In the lead-up to the invasion of Iraq, the current director of the Defense Intelligence Agency, Lieutenant General Robert Ashley, commanded the Intelligence Squadron of the Army Office of Military Support, the unclassified title of the top-secret Intelligence Support Activity, or ISA. ISA played a critical role in helping build the database used by American commandos and the CIA in their futile search for WMD in Iraq.
In the critical years before the 2003 invasion, the current director of the NSA, Lieutenant General Paul Nakasone, served as an intelligence planner for the Joint Chiefs of Staff, where he would have been ideally positioned to question many of the premises that were used to justify the war.
In the time between the invasion of Iraq in 2003 and their joint testimony before Congress, the leadership of the intelligence community participated in virtually every intelligence-based operation and activity undertaken by the United States, including torture, illegal eavesdropping, and supporting the failed military interventions in Libya, Afghanistan, Iraq, and Syria. They also played an important role in building the current analysis used to shape threat estimates regarding North Korea, Iran, China, and Russia. The president has lambasted this group and he is right to do so.
On Iran, the president calls the intelligence community leaders “passive and naïve.” While they rightly point out that Iran is today operating in conformity with the nuclear deal, they are silent on earlier intelligence estimates that maintained that Iran had an active nuclear weapons program up until 2003, and that aspects of this program were continued until at least 2007. Under President Barack Obama, the United States entered into the Iran nuclear agreement without adequately addressing these estimates, especially in the face of continued Iranian denials that such a program ever existed.
Trump has picked up on this contradictory analysis. He’s noted logically that if Iran had a nuclear weapons program that it’s refused to acknowledge, then it must be holding this capability in reserve until it can act on it—which would be once the sunset clauses of the nuclear agreement expire and Tehran is free to enrich uranium without constraint. Trump is wrong—there never was a nuclear weapons program in Iran—but he is right in pointing out the inconsistencies in the intelligence community’s position.
The same holds true on the other policy issues where the intelligence community took issue with Trump’s actions. The exaggeration of the ISIS threat in Syria and Iraq today is little more than a smokescreen to justify continued military deployment there. The assessment of North Korea’s nuclear intent seems to mirror past analytical errors regarding Iraq by failing to consider that the North Koreans might be serious about denuclearization. And the collective fixation on Moscow’s bad intentions seems premised on notions of Russian global ascendency that ignore American provocations of Russia, including massive interference in its domestic political affairs and the expansion of NATO despite assurances to the contrary.
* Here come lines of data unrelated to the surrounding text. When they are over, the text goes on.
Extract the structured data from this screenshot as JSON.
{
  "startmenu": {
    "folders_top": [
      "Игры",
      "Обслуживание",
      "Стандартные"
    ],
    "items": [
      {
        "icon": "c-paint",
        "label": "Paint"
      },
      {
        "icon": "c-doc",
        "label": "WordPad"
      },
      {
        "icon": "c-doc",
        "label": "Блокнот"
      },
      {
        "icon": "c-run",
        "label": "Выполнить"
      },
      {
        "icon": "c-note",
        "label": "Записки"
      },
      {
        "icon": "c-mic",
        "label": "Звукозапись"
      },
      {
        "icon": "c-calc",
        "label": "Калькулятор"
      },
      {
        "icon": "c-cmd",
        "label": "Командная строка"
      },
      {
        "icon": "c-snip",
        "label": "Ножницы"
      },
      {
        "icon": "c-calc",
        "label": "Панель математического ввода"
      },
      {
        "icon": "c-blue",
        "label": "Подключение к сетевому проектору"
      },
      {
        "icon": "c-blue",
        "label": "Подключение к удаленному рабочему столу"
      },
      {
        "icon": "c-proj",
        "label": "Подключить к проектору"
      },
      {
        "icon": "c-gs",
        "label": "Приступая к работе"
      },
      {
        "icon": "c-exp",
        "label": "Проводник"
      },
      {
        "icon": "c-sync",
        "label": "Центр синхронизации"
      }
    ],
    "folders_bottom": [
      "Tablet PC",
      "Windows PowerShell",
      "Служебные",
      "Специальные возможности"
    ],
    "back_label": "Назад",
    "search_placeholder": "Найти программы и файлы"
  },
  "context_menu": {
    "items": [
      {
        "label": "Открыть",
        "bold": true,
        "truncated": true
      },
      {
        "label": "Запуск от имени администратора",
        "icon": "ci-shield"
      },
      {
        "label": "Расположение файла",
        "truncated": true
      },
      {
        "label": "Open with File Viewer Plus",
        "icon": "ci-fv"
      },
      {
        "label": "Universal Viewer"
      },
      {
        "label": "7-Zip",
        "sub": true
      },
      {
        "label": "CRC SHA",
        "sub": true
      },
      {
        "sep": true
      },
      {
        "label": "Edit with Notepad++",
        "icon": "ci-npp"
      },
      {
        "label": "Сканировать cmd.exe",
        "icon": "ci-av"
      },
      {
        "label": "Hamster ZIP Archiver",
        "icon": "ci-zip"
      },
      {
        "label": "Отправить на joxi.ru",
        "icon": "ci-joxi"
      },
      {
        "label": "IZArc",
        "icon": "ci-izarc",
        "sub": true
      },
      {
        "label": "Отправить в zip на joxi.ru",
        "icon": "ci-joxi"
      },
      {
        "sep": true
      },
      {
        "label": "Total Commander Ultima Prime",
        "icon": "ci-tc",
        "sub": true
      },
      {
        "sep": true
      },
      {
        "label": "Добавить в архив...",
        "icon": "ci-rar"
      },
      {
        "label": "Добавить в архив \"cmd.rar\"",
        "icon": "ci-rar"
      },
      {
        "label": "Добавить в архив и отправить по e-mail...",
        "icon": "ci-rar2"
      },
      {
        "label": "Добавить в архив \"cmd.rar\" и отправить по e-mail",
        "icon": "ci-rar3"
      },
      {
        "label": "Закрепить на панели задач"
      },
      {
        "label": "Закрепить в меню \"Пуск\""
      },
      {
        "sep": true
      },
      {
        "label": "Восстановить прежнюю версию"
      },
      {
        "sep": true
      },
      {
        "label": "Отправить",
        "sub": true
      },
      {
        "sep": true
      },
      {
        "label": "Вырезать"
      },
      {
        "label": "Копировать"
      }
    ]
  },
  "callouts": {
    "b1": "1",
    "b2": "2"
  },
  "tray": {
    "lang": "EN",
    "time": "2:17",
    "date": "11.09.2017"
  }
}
When it comes to foreign policy, Donald Trump is no Richard Nixon or George H.W. Bush. But neither is he a Bill Clinton, George W. Bush or Barack Obama, caught in a series of foreign policy traps thanks to a lack of vision and their collective willingness to accept at face value a picture painted by an intelligence community conditioned only to see threats. Trump is right to call them out. They should be informing him on foreign policy and national security matters, not dictating or critiquing his policies. The track record of these so-called professionals is not impressive. They would do well to heed the president’s exhortation that they “go back to school.”
Source: The American Conservative